DUBLIN, Ireland, March 28, 2014/African Press Organization (APO)/ — The Tánaiste and Minister for Foreign Affairs and Trade, Eamon Gilmore TD, paid tribute to the late Kader Asmal at the unveiling of a plaque at the house in Foxrock, Dublin, where South Africa’s Bill of Rights was written more than 20 years ago.
The Tánaiste was joined yesterday by the Bill’s co-author, retired South African Justice Albie Sachs, who is visiting ireland for a legal rights conference. The Tánaiste also welcomed Louise Asmal, the widow of Kader Asmal, to the unveiling:
“In this house in 1988 an essential element in South Africa’s peace process was created. South Africa’s Bill of Rights served as the bedrock of the subsequent Constitution of South Africa.

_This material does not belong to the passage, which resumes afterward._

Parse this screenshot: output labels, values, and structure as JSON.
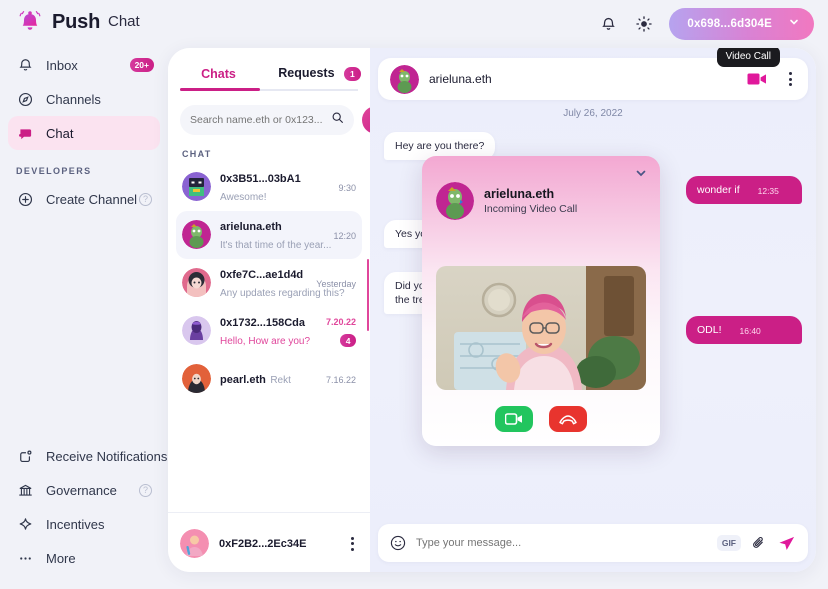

Now, 20 years later, we see a free and democratic South Africa – a testament to the work of the late Kader Asmal and his wife, Louise, Justice Albie Sachs and, indeed, all those who struggled against the evil and inhuman apartheid system.”
Addressing Louise Asmal, he said: “You shared with Kader the ultimate vindication of that struggle in the first democratic election in South Africa, and in his appointment as a Minister in President Mandela’s first government.”

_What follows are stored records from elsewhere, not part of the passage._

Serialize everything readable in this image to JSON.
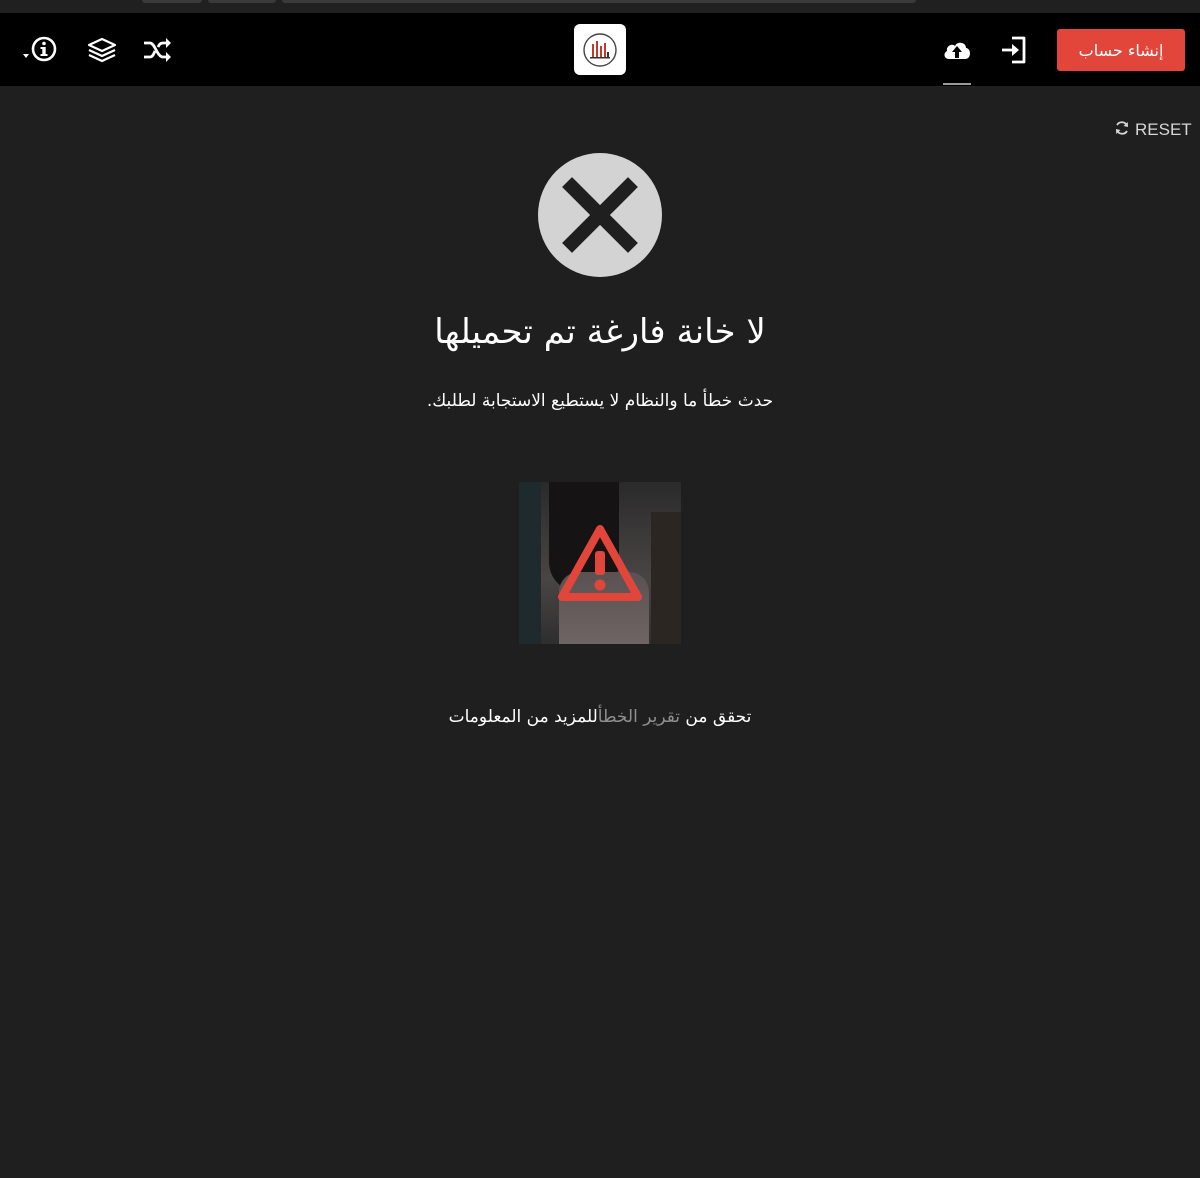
{
  "colors": {
    "page_background": "#1f1f1f",
    "topbar_background": "#000000",
    "signup_button": "#e2463b",
    "error_circle": "#d3d3d3",
    "warning_icon": "#e2463b",
    "link": "#8f8f8f"
  },
  "header": {
    "icons": [
      "info-icon",
      "layers-icon",
      "shuffle-icon",
      "logo",
      "cloud-upload-icon",
      "sign-in-icon"
    ],
    "signup_label": "إنشاء حساب"
  },
  "toolbar": {
    "reset_label": "RESET",
    "reset_icon": "refresh-icon"
  },
  "error": {
    "icon": "x-circle-icon",
    "title": "لا خانة فارغة تم تحميلها",
    "message": "حدث خطأ ما والنظام لا يستطيع الاستجابة لطلبك.",
    "thumbnail_icon": "warning-triangle-icon",
    "more_info_prefix": "تحقق من ",
    "more_info_link": "تقرير الخطأ",
    "more_info_suffix": "للمزيد من المعلومات"
  }
}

Representing South Africa was Mr Livingstone Vukile Mdlalo of the Embassy and two young South African students who are studying in ireland under the Kader Asmal Fellowship Programme, which is funded by Irish Aid. The Tánaiste welcomed them to Ireland, saying:
“We here in Ireland are proud of Kader Asmal’s life and work for South Africa and indeed for his adopted country, Ireland. This fellowship programme is a fitting tribute to his memory. He valued education so much – and he was himself such a good teacher. These young African students coming here to study will help to strengthen the bonds which bind us so much to Africa, and to commemorate and celebrate the life of Kader Asmal and the principles which guided his work.”